"For the first time since we've been running our surveys,” said Jon Clay, Vice President of Threat Intelligence at Trend Micro, “we saw the global cyber-risk index not only improve but move into positive territory at +0.01. That means organizations may be taking legitimate steps to improve their cyber preparedness. There is still much to be done – as employees remain a source of risk – but it’s still a positive."
Why not start with the new good first, right?
Trend Micro, a global provider of cybersecurity, recently announced this very improvement to cyber risk levels, moving them from "elevated" to "moderate" for the first time, as Clay noted.
However, the company emphasized that insiders continue to pose a significant threat to global organizations’ people, processes and technologies, all the same.
Here’s a long-story-short rundown:
Trend Micro’s Cyber Risk Index (CRI) 2H 2022 report, which presents these findings, is based on interviews with a whopping 3,729 global organizations. The CRI’s numerical scale for gauging its data goes from -10 to 10, with -10 representing the highest level of risk and 10 the lowest. This is calculated by subtracting the score for cyber threats from the score for cyber preparedness, per Trend Micro.

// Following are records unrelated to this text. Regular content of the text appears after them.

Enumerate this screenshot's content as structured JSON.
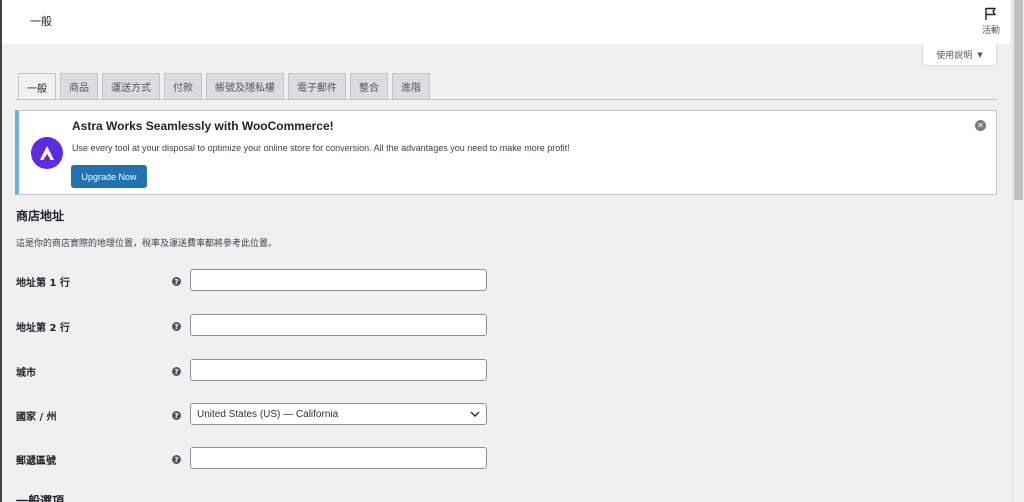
{
  "header": {
    "title": "一般",
    "activity_label": "活動",
    "help_label": "使用說明"
  },
  "tabs": [
    {
      "label": "一般",
      "active": true
    },
    {
      "label": "商品",
      "active": false
    },
    {
      "label": "運送方式",
      "active": false
    },
    {
      "label": "付款",
      "active": false
    },
    {
      "label": "帳號及隱私權",
      "active": false
    },
    {
      "label": "電子郵件",
      "active": false
    },
    {
      "label": "整合",
      "active": false
    },
    {
      "label": "進階",
      "active": false
    }
  ],
  "notice": {
    "title": "Astra Works Seamlessly with WooCommerce!",
    "text": "Use every tool at your disposal to optimize your online store for conversion. All the advantages you need to make more profit!",
    "button_label": "Upgrade Now",
    "logo_icon": "astra-logo-icon",
    "colors": {
      "accent": "#72aee6",
      "logo_bg": "#5d2be0",
      "button": "#2271b1"
    }
  },
  "section": {
    "title": "商店地址",
    "description": "這是你的商店實際的地理位置，稅率及運送費率都將參考此位置。"
  },
  "fields": {
    "address1": {
      "label": "地址第 1 行",
      "value": ""
    },
    "address2": {
      "label": "地址第 2 行",
      "value": ""
    },
    "city": {
      "label": "城市",
      "value": ""
    },
    "country": {
      "label": "國家 / 州",
      "value": "United States (US) — California"
    },
    "postcode": {
      "label": "郵遞區號",
      "value": ""
    }
  },
  "next_section": {
    "title": "一般選項"
  }
}
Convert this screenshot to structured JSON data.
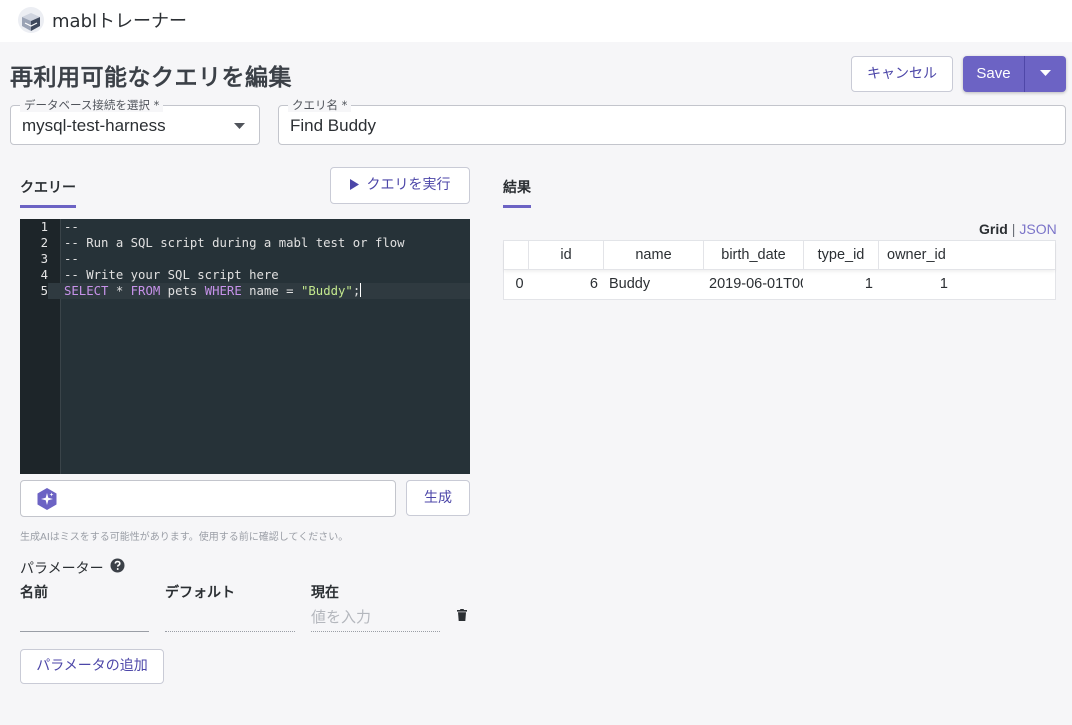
{
  "app": {
    "title": "mablトレーナー"
  },
  "page": {
    "title": "再利用可能なクエリを編集"
  },
  "actions": {
    "cancel_label": "キャンセル",
    "save_label": "Save"
  },
  "db_select": {
    "label": "データベース接続を選択 *",
    "value": "mysql-test-harness"
  },
  "query_name": {
    "label": "クエリ名 *",
    "value": "Find Buddy"
  },
  "query_panel": {
    "tab_label": "クエリー",
    "run_label": "クエリを実行",
    "code_lines": [
      {
        "num": "1",
        "text": "--"
      },
      {
        "num": "2",
        "text": "-- Run a SQL script during a mabl test or flow"
      },
      {
        "num": "3",
        "text": "--"
      },
      {
        "num": "4",
        "text": "-- Write your SQL script here"
      },
      {
        "num": "5",
        "text": "SELECT * FROM pets WHERE name = \"Buddy\";"
      }
    ],
    "generate_label": "生成",
    "ai_input_value": "",
    "disclaimer": "生成AIはミスをする可能性があります。使用する前に確認してください。"
  },
  "parameters": {
    "title": "パラメーター",
    "columns": {
      "name": "名前",
      "default": "デフォルト",
      "current": "現在"
    },
    "current_placeholder": "値を入力",
    "add_label": "パラメータの追加"
  },
  "results": {
    "tab_label": "結果",
    "view_grid": "Grid",
    "view_sep": "|",
    "view_json": "JSON",
    "columns": [
      "",
      "id",
      "name",
      "birth_date",
      "type_id",
      "owner_id"
    ],
    "rows": [
      [
        "0",
        "6",
        "Buddy",
        "2019-06-01T00",
        "1",
        "1"
      ]
    ]
  },
  "colors": {
    "accent": "#6c63c4",
    "editor_bg": "#263238",
    "keyword": "#c792ea",
    "string": "#c3e88d",
    "comment": "#6c7a82"
  },
  "icons": [
    "mabl-logo-icon",
    "chevron-down-icon",
    "play-icon",
    "ai-sparkle-icon",
    "help-icon",
    "trash-icon"
  ]
}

Notably, the report found that adoptions of and upgrades to cyber-preparedness in both Europe and the Asia-Pacific (APAC) rose, but slightly declined in North America and Latin America in the past six months. But overall (i.e. extended past that six-month window), threats declined in every region except Europe. These ebbs and flows are of interest; they illustrate the dynamism to try new cybersecurity solutions and lead by example, as well as where there are pitfalls and areas for improvement.

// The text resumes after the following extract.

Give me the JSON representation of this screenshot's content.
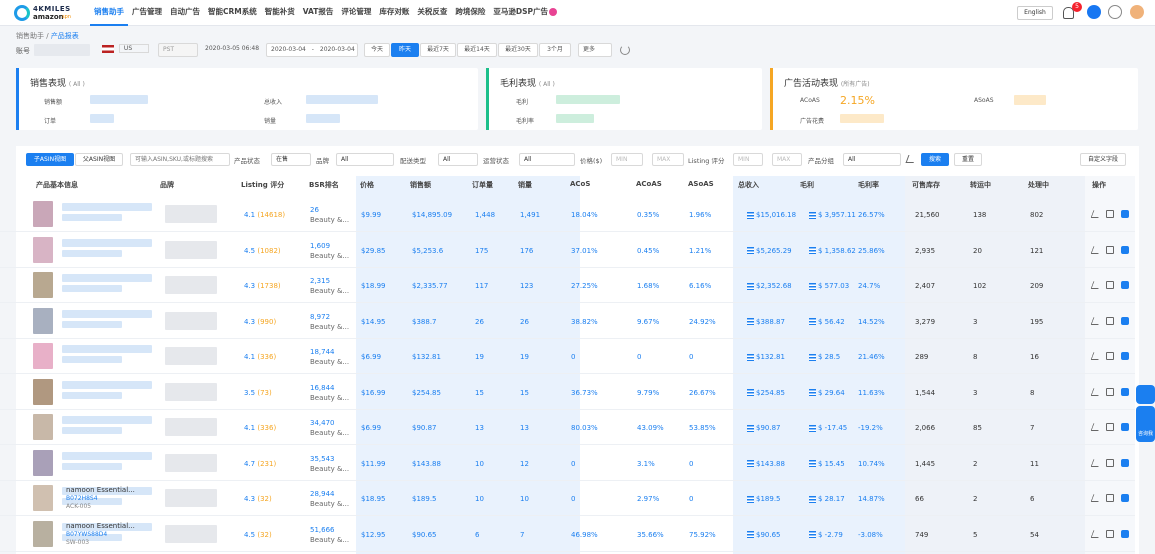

Now, a pinch more of the not-so-good news.
Despite scaling improvements, most organizations still harbor pessimism about their cybersecurity prospects over the coming year. The majority of respondents said it was "somewhat to very likely" they'd suffer a breach of customer data (70%), intellectual property (69%), or experience a successful cyber attack (78%). These figures represent declines of 1%, 2%, and 7%, respectively, from Trend Micro’s previous report.
The top four threats listed by respondents remained the same:

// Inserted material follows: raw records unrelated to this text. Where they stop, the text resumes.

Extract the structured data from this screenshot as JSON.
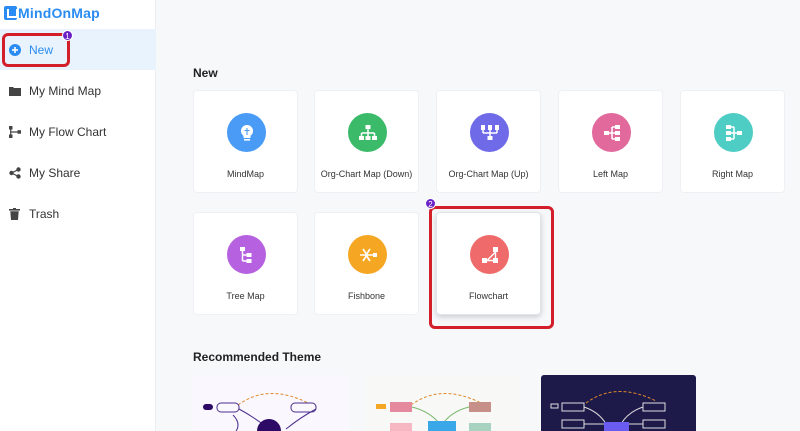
{
  "app": {
    "brand": "MindOnMap"
  },
  "sidebar": {
    "items": [
      {
        "label": "New",
        "icon": "plus-circle-icon"
      },
      {
        "label": "My Mind Map",
        "icon": "folder-icon"
      },
      {
        "label": "My Flow Chart",
        "icon": "flowchart-icon"
      },
      {
        "label": "My Share",
        "icon": "share-icon"
      },
      {
        "label": "Trash",
        "icon": "trash-icon"
      }
    ]
  },
  "annotations": {
    "step1": "1",
    "step2": "2",
    "highlight_color": "#d21f2a",
    "badge_color": "#6a22c5"
  },
  "main": {
    "new_title": "New",
    "templates": [
      {
        "label": "MindMap",
        "color": "#4a9bf5",
        "icon": "lightbulb-icon"
      },
      {
        "label": "Org-Chart Map (Down)",
        "color": "#3bbb6a",
        "icon": "org-chart-down-icon"
      },
      {
        "label": "Org-Chart Map (Up)",
        "color": "#6f6ae8",
        "icon": "org-chart-up-icon"
      },
      {
        "label": "Left Map",
        "color": "#e2699c",
        "icon": "left-map-icon"
      },
      {
        "label": "Right Map",
        "color": "#4ecdc4",
        "icon": "right-map-icon"
      },
      {
        "label": "Tree Map",
        "color": "#b561e0",
        "icon": "tree-map-icon"
      },
      {
        "label": "Fishbone",
        "color": "#f5a623",
        "icon": "fishbone-icon"
      },
      {
        "label": "Flowchart",
        "color": "#ef6b6b",
        "icon": "flowchart-icon"
      }
    ],
    "recommended_title": "Recommended Theme",
    "accent": "#2a8cf2"
  }
}
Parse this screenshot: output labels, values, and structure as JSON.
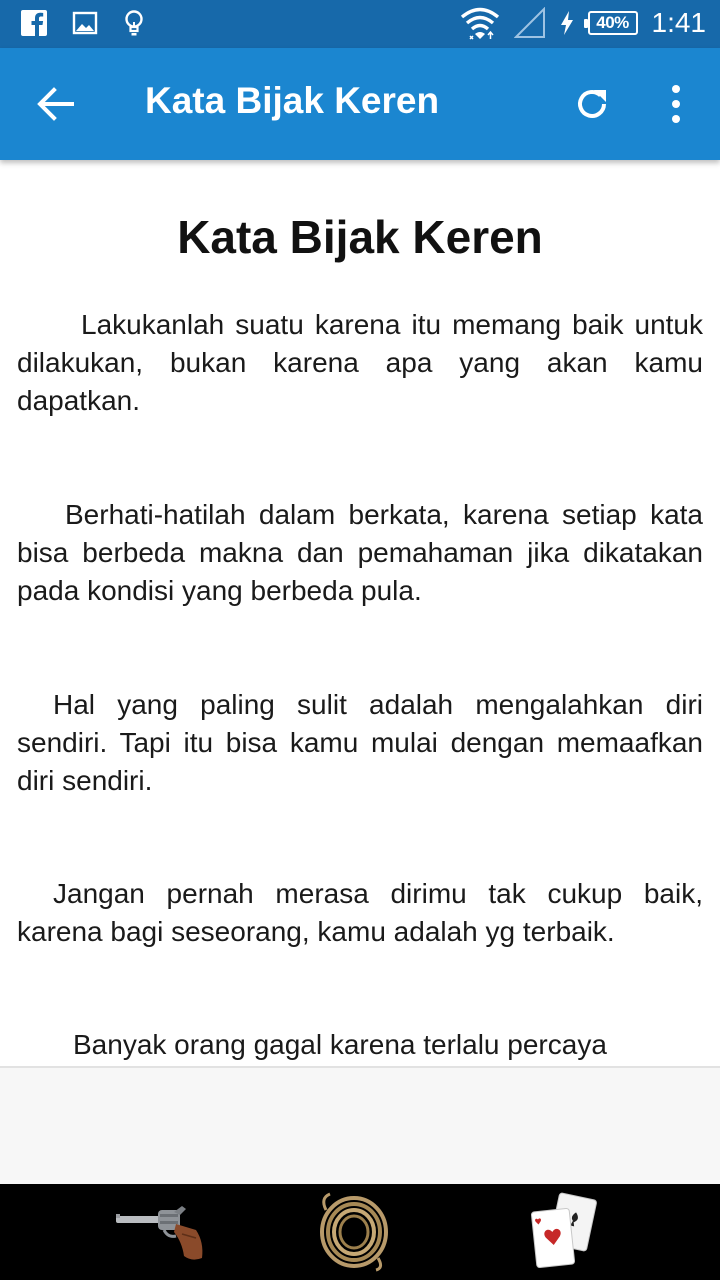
{
  "status_bar": {
    "left_icons": [
      "facebook-icon",
      "image-icon",
      "lightbulb-icon"
    ],
    "right_icons": [
      "wifi-icon",
      "signal-icon",
      "charging-icon"
    ],
    "battery": "40%",
    "time": "1:41"
  },
  "app_bar": {
    "title": "Kata Bijak Keren",
    "icons": [
      "back-arrow-icon",
      "refresh-icon",
      "more-vert-icon"
    ],
    "color": "#1b86d0"
  },
  "article": {
    "title": "Kata Bijak Keren",
    "paragraphs": [
      "Lakukanlah suatu karena itu memang baik untuk dilakukan, bukan karena apa yang akan kamu dapatkan.",
      "Berhati-hatilah dalam berkata, karena setiap kata bisa berbeda makna dan pemahaman jika dikatakan pada kondisi yang berbeda pula.",
      "Hal yang paling sulit adalah mengalahkan diri sendiri. Tapi itu bisa kamu mulai dengan memaafkan diri sendiri.",
      "Jangan pernah merasa dirimu tak cukup baik, karena bagi seseorang, kamu adalah yg terbaik.",
      "Banyak orang gagal karena terlalu percaya"
    ]
  },
  "bottom_bar": {
    "items": [
      "revolver-icon",
      "rope-icon",
      "playing-cards-icon"
    ]
  }
}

- Business Email Compromise (BEC)
- Fileless attacks
Interestingly, "botnets" replaced "login attacks" in fifth place. Sadly, inside employees (i.e. likely former ones, now) represented three of the top five infrastructure risks:
- Insider negligence
- Cloud computing infrastructure holes and provider errors
- Mobile, hybrid or fully remote employee actions
- A shortage of qualified personnel
- Virtual computing environments (e.g. servers, endpoints)
Dr. Larry Ponemon, a chairman and the founder of the Ponemon Institute, stressed the importance of “considering not just technology solutions, but also our people and processes that help mitigate these risks, especially as the shift to hybrid working gathers momentum.”
Edited by Greg Tavarez